I ask Subash if he is worried he will buy a fake stone and he shakes his head. “We have been doing this our whole lives. This is our skill!” he laughs. Karan however, is not as gung-ho as his younger counterpart. He tells me he regularly pays to get stones checked in a nearby laboratory to ensure they are real Burmese. “Nowadays there are definitely stones in this market that are not from Burma,” he says shaking his head. “It is really difficult to tell if a stone is truly Burmese or not.”

ABOVE: A foreigner inspecting a ruby in the market.

Today, Mogok is producing fewer higher-quality stones, and the ones that are there are harder to reach. Karan’s daughter, Shwe Zin Oo, who runs her own gemstone business, tells me about her childhood in Mogok. “When I was young, miners used to come to a huge cricket field to sell their stones. My mum would buy lots and, in the evenings, would separate them into piles of different qualities. I used to play with them, I was fascinated by the colurs. Things are not the same these days, the stones are not as plentiful.”

I return the next day and Karan points to an even larger crowd and whispers that a ‘foreigner’ has come, looking for sapphires. The traders are lining up to tip their blue stones onto the dish in front of him. But otherwise the market is quiet; the same faces are sitting in the same seats with the same people.

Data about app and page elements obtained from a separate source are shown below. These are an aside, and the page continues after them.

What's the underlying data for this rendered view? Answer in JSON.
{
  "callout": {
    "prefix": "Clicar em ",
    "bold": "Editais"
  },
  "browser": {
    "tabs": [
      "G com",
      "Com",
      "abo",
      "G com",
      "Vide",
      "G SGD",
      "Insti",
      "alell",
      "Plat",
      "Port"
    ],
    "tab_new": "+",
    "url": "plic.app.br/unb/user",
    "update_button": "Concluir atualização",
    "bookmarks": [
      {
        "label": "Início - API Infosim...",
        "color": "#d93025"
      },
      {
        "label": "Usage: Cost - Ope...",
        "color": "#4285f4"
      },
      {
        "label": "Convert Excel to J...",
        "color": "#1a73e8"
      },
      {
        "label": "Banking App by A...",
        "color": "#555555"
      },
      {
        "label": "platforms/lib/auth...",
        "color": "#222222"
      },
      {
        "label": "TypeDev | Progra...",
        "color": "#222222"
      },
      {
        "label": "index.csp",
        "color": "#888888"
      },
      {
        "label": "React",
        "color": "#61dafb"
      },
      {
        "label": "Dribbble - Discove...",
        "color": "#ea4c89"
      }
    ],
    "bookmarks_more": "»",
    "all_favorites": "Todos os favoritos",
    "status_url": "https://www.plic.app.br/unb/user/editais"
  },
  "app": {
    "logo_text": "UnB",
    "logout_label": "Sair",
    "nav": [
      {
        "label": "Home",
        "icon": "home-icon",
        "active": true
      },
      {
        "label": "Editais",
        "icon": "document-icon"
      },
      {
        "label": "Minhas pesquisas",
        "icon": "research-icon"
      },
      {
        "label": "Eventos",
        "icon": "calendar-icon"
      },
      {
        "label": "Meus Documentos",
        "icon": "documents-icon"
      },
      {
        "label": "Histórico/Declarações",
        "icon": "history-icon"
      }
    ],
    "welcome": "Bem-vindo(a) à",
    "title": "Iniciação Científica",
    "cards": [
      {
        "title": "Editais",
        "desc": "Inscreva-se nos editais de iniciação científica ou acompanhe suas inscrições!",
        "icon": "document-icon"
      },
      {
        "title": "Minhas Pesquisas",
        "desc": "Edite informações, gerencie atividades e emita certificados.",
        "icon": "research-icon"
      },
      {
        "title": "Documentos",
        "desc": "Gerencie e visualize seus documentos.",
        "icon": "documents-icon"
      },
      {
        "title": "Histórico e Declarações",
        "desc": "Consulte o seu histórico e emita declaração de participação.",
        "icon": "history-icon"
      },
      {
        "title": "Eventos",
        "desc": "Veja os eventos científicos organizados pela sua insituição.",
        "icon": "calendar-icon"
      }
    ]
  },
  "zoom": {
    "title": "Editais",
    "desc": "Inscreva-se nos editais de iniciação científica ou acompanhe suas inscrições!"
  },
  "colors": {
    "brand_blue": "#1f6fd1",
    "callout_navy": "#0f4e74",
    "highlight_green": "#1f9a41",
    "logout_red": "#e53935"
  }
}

I bump into Subash and we discuss how much longer it might be before business picks up. He shrugs. “Life is not so bad. I can sit and chat with my friends, and drink tea. As long as I have enough to get by day-to-day,” he smiles, and orders the tea.